**WHAT IS BEING ASKED:** Output the full listing below, keeping each line exact.

**DATA RECORDS:**
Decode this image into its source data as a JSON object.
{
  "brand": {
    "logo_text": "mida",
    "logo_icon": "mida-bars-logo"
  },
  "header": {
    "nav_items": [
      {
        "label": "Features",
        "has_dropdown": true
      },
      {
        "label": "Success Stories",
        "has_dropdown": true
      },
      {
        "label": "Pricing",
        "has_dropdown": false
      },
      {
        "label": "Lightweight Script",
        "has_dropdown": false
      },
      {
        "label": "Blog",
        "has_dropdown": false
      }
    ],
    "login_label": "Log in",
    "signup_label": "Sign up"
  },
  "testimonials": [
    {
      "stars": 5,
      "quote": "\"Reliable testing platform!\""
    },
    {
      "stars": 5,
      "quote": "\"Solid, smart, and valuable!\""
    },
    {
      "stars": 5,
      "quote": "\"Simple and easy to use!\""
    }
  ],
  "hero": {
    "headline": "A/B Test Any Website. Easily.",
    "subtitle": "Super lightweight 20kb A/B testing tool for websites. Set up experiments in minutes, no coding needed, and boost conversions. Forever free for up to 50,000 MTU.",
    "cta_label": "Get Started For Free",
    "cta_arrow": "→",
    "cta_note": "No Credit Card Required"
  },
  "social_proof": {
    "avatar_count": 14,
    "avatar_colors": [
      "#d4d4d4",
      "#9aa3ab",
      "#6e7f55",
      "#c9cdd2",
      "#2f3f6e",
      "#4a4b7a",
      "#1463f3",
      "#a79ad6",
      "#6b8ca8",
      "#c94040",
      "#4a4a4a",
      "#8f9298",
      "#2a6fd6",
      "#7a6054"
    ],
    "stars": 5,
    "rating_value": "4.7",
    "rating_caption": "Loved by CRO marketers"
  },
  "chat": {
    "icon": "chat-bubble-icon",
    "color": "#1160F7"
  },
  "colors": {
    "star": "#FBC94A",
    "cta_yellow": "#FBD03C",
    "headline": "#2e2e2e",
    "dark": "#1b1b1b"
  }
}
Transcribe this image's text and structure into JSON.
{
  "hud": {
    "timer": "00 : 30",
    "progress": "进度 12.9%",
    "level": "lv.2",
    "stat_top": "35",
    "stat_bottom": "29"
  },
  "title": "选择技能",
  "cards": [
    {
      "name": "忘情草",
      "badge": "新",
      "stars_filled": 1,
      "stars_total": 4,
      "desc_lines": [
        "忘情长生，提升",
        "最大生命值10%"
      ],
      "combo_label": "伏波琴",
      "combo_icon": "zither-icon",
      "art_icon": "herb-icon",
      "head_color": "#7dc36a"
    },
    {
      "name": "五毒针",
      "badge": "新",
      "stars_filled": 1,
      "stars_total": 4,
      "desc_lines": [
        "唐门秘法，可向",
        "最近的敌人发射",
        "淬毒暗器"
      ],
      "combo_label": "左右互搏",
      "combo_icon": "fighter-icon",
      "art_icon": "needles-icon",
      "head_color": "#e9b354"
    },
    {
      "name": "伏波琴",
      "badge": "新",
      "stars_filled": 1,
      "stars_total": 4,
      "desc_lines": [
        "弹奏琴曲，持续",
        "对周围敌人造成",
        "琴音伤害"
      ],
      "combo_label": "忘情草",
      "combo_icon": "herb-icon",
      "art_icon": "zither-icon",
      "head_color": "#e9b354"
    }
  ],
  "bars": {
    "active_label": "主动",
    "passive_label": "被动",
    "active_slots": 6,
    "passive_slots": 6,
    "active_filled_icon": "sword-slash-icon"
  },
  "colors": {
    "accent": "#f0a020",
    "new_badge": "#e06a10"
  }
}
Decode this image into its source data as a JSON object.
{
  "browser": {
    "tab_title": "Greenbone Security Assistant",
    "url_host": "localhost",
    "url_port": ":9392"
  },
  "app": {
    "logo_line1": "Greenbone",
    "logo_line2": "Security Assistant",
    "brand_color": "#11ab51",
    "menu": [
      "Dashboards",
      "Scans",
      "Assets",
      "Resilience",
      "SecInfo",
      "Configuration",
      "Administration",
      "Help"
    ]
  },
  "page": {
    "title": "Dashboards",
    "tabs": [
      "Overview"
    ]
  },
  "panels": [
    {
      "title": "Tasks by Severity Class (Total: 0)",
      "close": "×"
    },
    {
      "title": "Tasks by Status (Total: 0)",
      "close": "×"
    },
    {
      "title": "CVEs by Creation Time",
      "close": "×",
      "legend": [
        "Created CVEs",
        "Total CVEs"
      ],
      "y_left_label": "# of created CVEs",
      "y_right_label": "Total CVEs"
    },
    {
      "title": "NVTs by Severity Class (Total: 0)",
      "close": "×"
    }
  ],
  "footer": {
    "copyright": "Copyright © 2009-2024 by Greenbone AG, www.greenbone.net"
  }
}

**ANSWER TO THE PROBLEM:**
Decode this image into its source data as a JSON object.
{
  "brand": {
    "logo_text": "mida",
    "logo_icon": "mida-bars-logo"
  },
  "header": {
    "nav_items": [
      {
        "label": "Features",
        "has_dropdown": true
      },
      {
        "label": "Success Stories",
        "has_dropdown": true
      },
      {
        "label": "Pricing",
        "has_dropdown": false
      },
      {
        "label": "Lightweight Script",
        "has_dropdown": false
      },
      {
        "label": "Blog",
        "has_dropdown": false
      }
    ],
    "login_label": "Log in",
    "signup_label": "Sign up"
  },
  "testimonials": [
    {
      "stars": 5,
      "quote": "\"Reliable testing platform!\""
    },
    {
      "stars": 5,
      "quote": "\"Solid, smart, and valuable!\""
    },
    {
      "stars": 5,
      "quote": "\"Simple and easy to use!\""
    }
  ],
  "hero": {
    "headline": "A/B Test Any Website. Easily.",
    "subtitle": "Super lightweight 20kb A/B testing tool for websites. Set up experiments in minutes, no coding needed, and boost conversions. Forever free for up to 50,000 MTU.",
    "cta_label": "Get Started For Free",
    "cta_arrow": "→",
    "cta_note": "No Credit Card Required"
  },
  "social_proof": {
    "avatar_count": 14,
    "avatar_colors": [
      "#d4d4d4",
      "#9aa3ab",
      "#6e7f55",
      "#c9cdd2",
      "#2f3f6e",
      "#4a4b7a",
      "#1463f3",
      "#a79ad6",
      "#6b8ca8",
      "#c94040",
      "#4a4a4a",
      "#8f9298",
      "#2a6fd6",
      "#7a6054"
    ],
    "stars": 5,
    "rating_value": "4.7",
    "rating_caption": "Loved by CRO marketers"
  },
  "chat": {
    "icon": "chat-bubble-icon",
    "color": "#1160F7"
  },
  "colors": {
    "star": "#FBC94A",
    "cta_yellow": "#FBD03C",
    "headline": "#2e2e2e",
    "dark": "#1b1b1b"
  }
}
Transcribe this image's text and structure into JSON.
{
  "hud": {
    "timer": "00 : 30",
    "progress": "进度 12.9%",
    "level": "lv.2",
    "stat_top": "35",
    "stat_bottom": "29"
  },
  "title": "选择技能",
  "cards": [
    {
      "name": "忘情草",
      "badge": "新",
      "stars_filled": 1,
      "stars_total": 4,
      "desc_lines": [
        "忘情长生，提升",
        "最大生命值10%"
      ],
      "combo_label": "伏波琴",
      "combo_icon": "zither-icon",
      "art_icon": "herb-icon",
      "head_color": "#7dc36a"
    },
    {
      "name": "五毒针",
      "badge": "新",
      "stars_filled": 1,
      "stars_total": 4,
      "desc_lines": [
        "唐门秘法，可向",
        "最近的敌人发射",
        "淬毒暗器"
      ],
      "combo_label": "左右互搏",
      "combo_icon": "fighter-icon",
      "art_icon": "needles-icon",
      "head_color": "#e9b354"
    },
    {
      "name": "伏波琴",
      "badge": "新",
      "stars_filled": 1,
      "stars_total": 4,
      "desc_lines": [
        "弹奏琴曲，持续",
        "对周围敌人造成",
        "琴音伤害"
      ],
      "combo_label": "忘情草",
      "combo_icon": "herb-icon",
      "art_icon": "zither-icon",
      "head_color": "#e9b354"
    }
  ],
  "bars": {
    "active_label": "主动",
    "passive_label": "被动",
    "active_slots": 6,
    "passive_slots": 6,
    "active_filled_icon": "sword-slash-icon"
  },
  "colors": {
    "accent": "#f0a020",
    "new_badge": "#e06a10"
  }
}
Decode this image into its source data as a JSON object.
{
  "browser": {
    "tab_title": "Greenbone Security Assistant",
    "url_host": "localhost",
    "url_port": ":9392"
  },
  "app": {
    "logo_line1": "Greenbone",
    "logo_line2": "Security Assistant",
    "brand_color": "#11ab51",
    "menu": [
      "Dashboards",
      "Scans",
      "Assets",
      "Resilience",
      "SecInfo",
      "Configuration",
      "Administration",
      "Help"
    ]
  },
  "page": {
    "title": "Dashboards",
    "tabs": [
      "Overview"
    ]
  },
  "panels": [
    {
      "title": "Tasks by Severity Class (Total: 0)",
      "close": "×"
    },
    {
      "title": "Tasks by Status (Total: 0)",
      "close": "×"
    },
    {
      "title": "CVEs by Creation Time",
      "close": "×",
      "legend": [
        "Created CVEs",
        "Total CVEs"
      ],
      "y_left_label": "# of created CVEs",
      "y_right_label": "Total CVEs"
    },
    {
      "title": "NVTs by Severity Class (Total: 0)",
      "close": "×"
    }
  ],
  "footer": {
    "copyright": "Copyright © 2009-2024 by Greenbone AG, www.greenbone.net"
  }
}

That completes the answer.